Reproduce the data exactly and drop any pictures it holds.

** RECORDS SUPPLIED follows **

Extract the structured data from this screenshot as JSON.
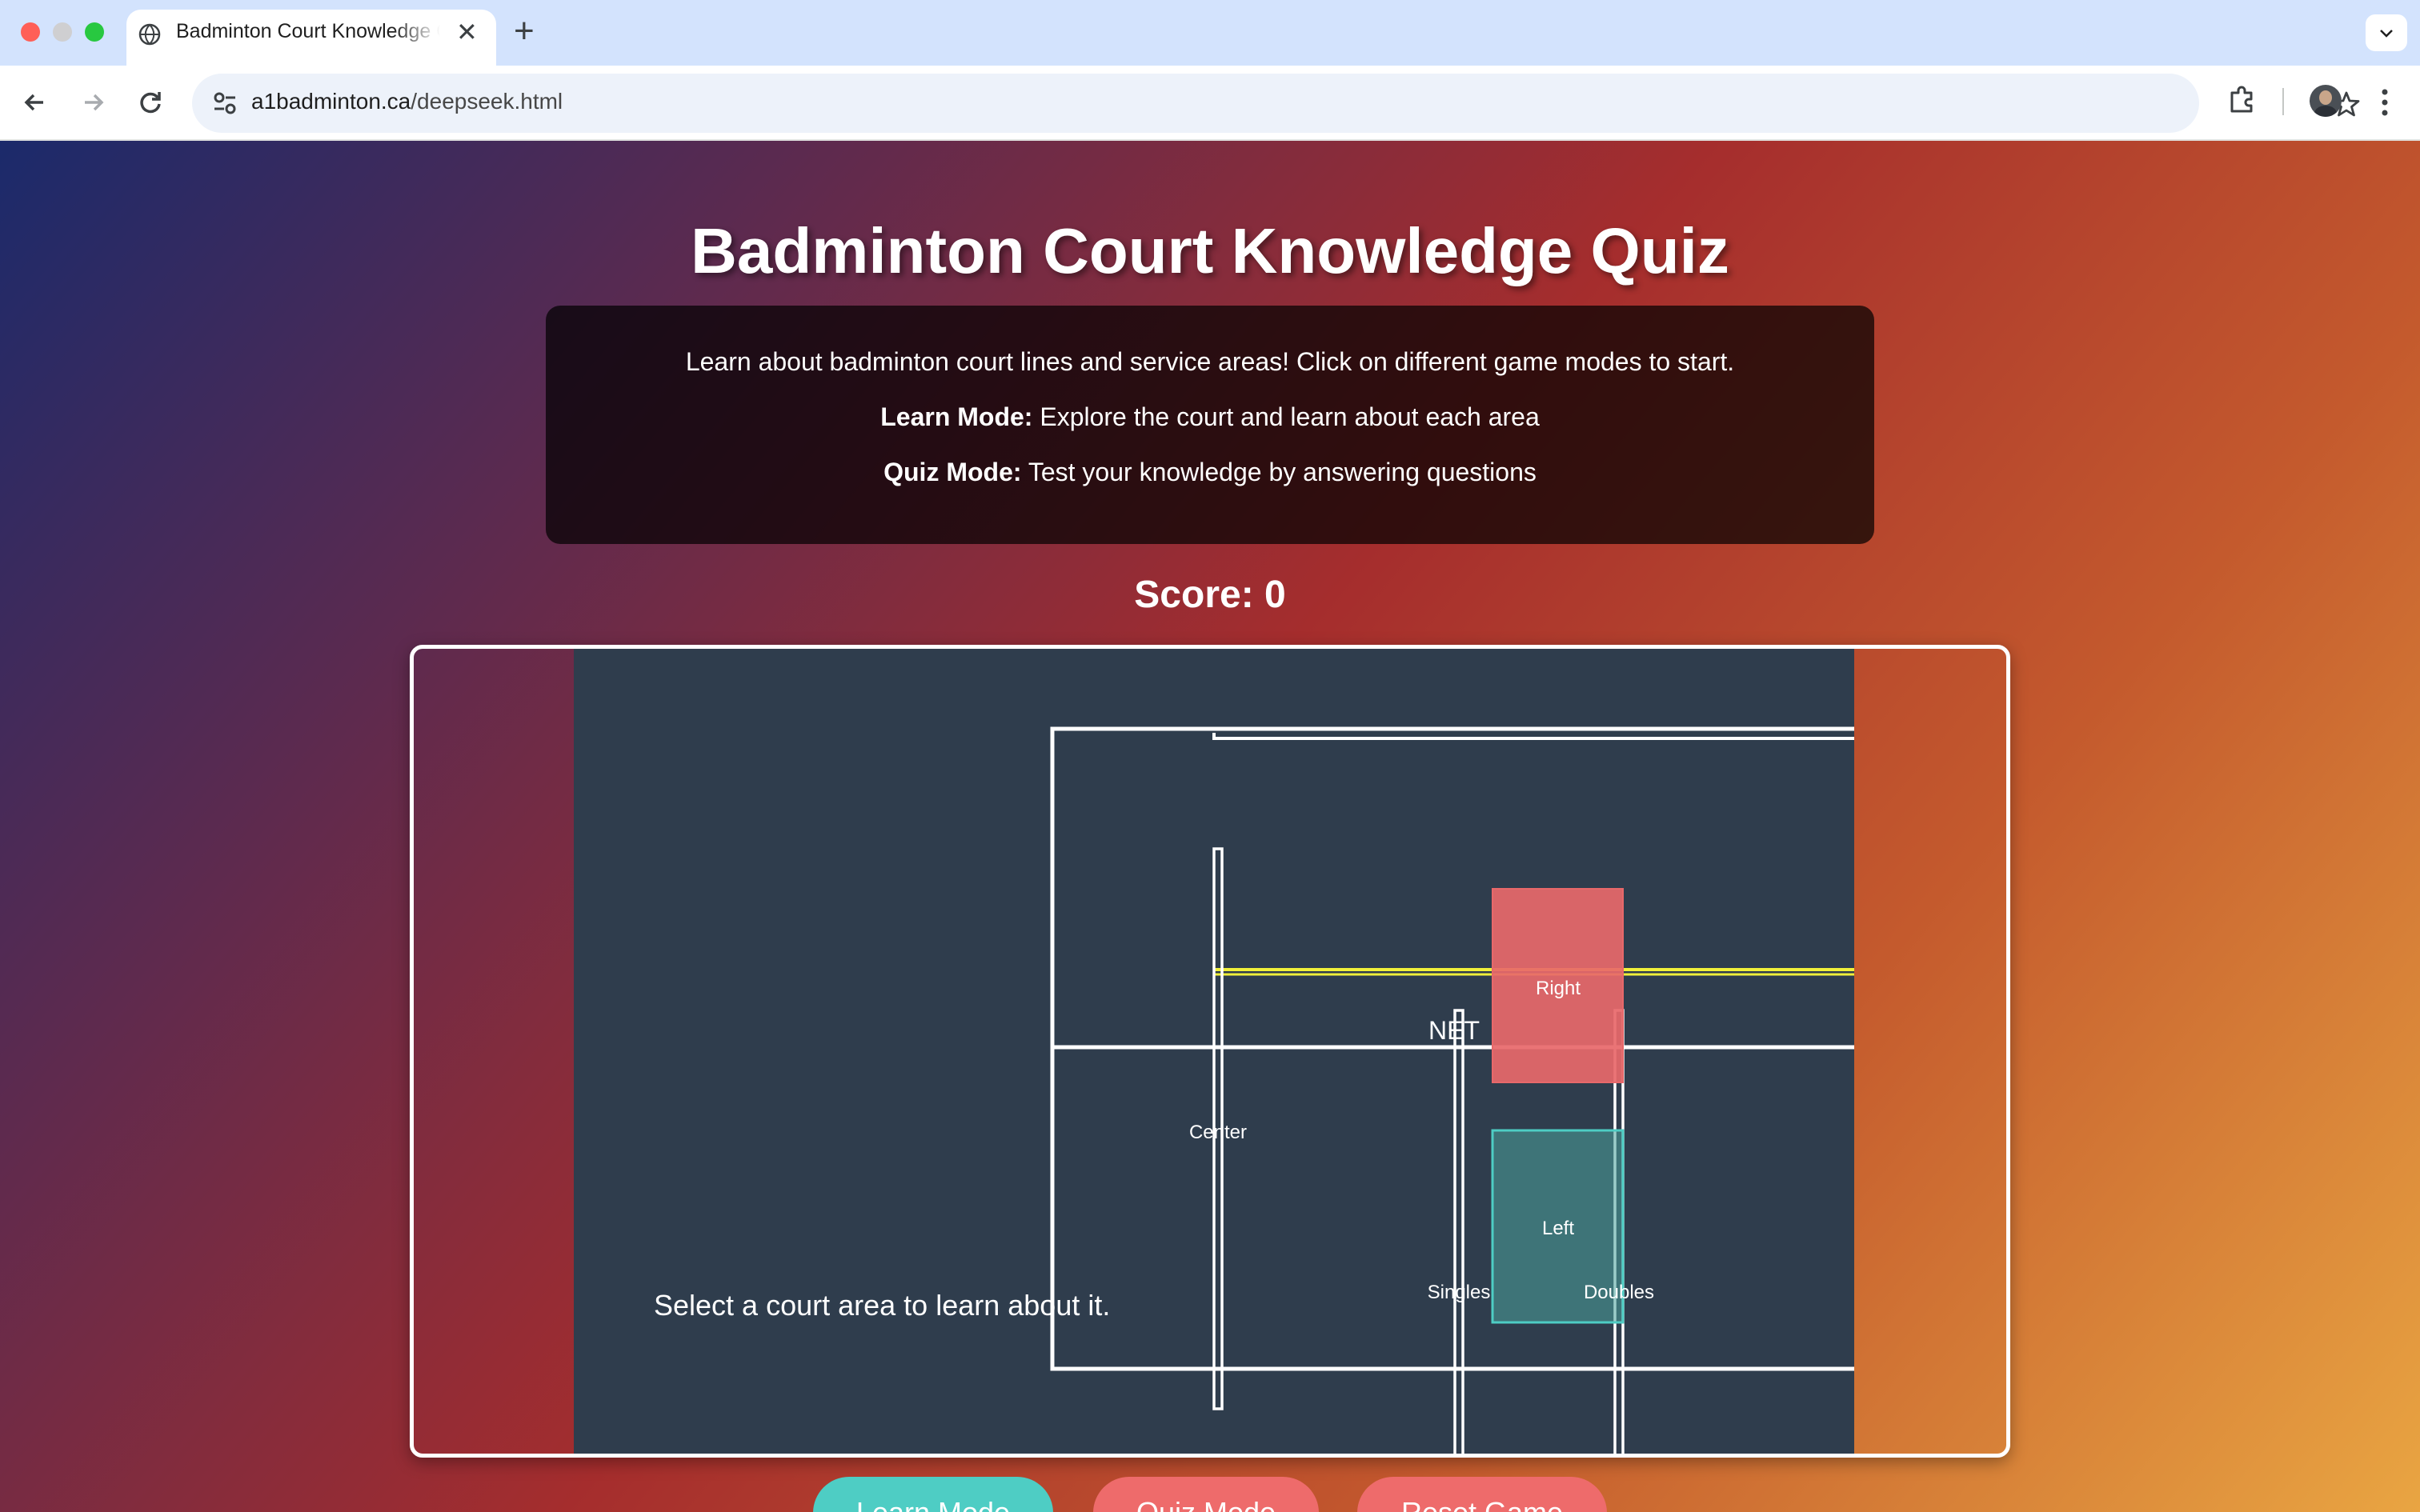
{
  "browser": {
    "tab_title": "Badminton Court Knowledge Quiz",
    "url_host": "a1badminton.ca",
    "url_path": "/deepseek.html",
    "icons": {
      "favicon": "globe-icon",
      "close": "close-icon",
      "new_tab": "plus-icon",
      "tab_search": "chevron-down-icon",
      "back": "back-arrow-icon",
      "forward": "forward-arrow-icon",
      "reload": "reload-icon",
      "site_info": "tune-icon",
      "bookmark": "star-icon",
      "extensions": "puzzle-icon",
      "profile": "avatar",
      "menu": "kebab-menu-icon"
    }
  },
  "page": {
    "title": "Badminton Court Knowledge Quiz",
    "intro": {
      "line1": "Learn about badminton court lines and service areas! Click on different game modes to start.",
      "learn_label": "Learn Mode:",
      "learn_text": " Explore the court and learn about each area",
      "quiz_label": "Quiz Mode:",
      "quiz_text": " Test your knowledge by answering questions"
    },
    "score_label": "Score: ",
    "score_value": "0",
    "court": {
      "labels": {
        "net": "NET",
        "right": "Right",
        "left": "Left",
        "center": "Center",
        "singles": "Singles",
        "doubles": "Doubles"
      },
      "message": "Select a court area to learn about it.",
      "colors": {
        "background": "#2f3d4d",
        "lines": "#ffffff",
        "highlight_line": "#f1f03a",
        "right_service": "#e8686a",
        "left_service": "#4aa39c"
      }
    },
    "buttons": {
      "learn": "Learn Mode",
      "quiz": "Quiz Mode",
      "reset": "Reset Game"
    },
    "colors": {
      "learn_button": "#4ecdc4",
      "quiz_button": "#ee6b6b",
      "reset_button": "#ee6b6b"
    }
  }
}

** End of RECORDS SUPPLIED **

**REPLY:**
Extract the structured data from this screenshot as JSON.
{
  "browser": {
    "tab_title": "Badminton Court Knowledge Quiz",
    "url_host": "a1badminton.ca",
    "url_path": "/deepseek.html",
    "icons": {
      "favicon": "globe-icon",
      "close": "close-icon",
      "new_tab": "plus-icon",
      "tab_search": "chevron-down-icon",
      "back": "back-arrow-icon",
      "forward": "forward-arrow-icon",
      "reload": "reload-icon",
      "site_info": "tune-icon",
      "bookmark": "star-icon",
      "extensions": "puzzle-icon",
      "profile": "avatar",
      "menu": "kebab-menu-icon"
    }
  },
  "page": {
    "title": "Badminton Court Knowledge Quiz",
    "intro": {
      "line1": "Learn about badminton court lines and service areas! Click on different game modes to start.",
      "learn_label": "Learn Mode:",
      "learn_text": " Explore the court and learn about each area",
      "quiz_label": "Quiz Mode:",
      "quiz_text": " Test your knowledge by answering questions"
    },
    "score_label": "Score: ",
    "score_value": "0",
    "court": {
      "labels": {
        "net": "NET",
        "right": "Right",
        "left": "Left",
        "center": "Center",
        "singles": "Singles",
        "doubles": "Doubles"
      },
      "message": "Select a court area to learn about it.",
      "colors": {
        "background": "#2f3d4d",
        "lines": "#ffffff",
        "highlight_line": "#f1f03a",
        "right_service": "#e8686a",
        "left_service": "#4aa39c"
      }
    },
    "buttons": {
      "learn": "Learn Mode",
      "quiz": "Quiz Mode",
      "reset": "Reset Game"
    },
    "colors": {
      "learn_button": "#4ecdc4",
      "quiz_button": "#ee6b6b",
      "reset_button": "#ee6b6b"
    }
  }
}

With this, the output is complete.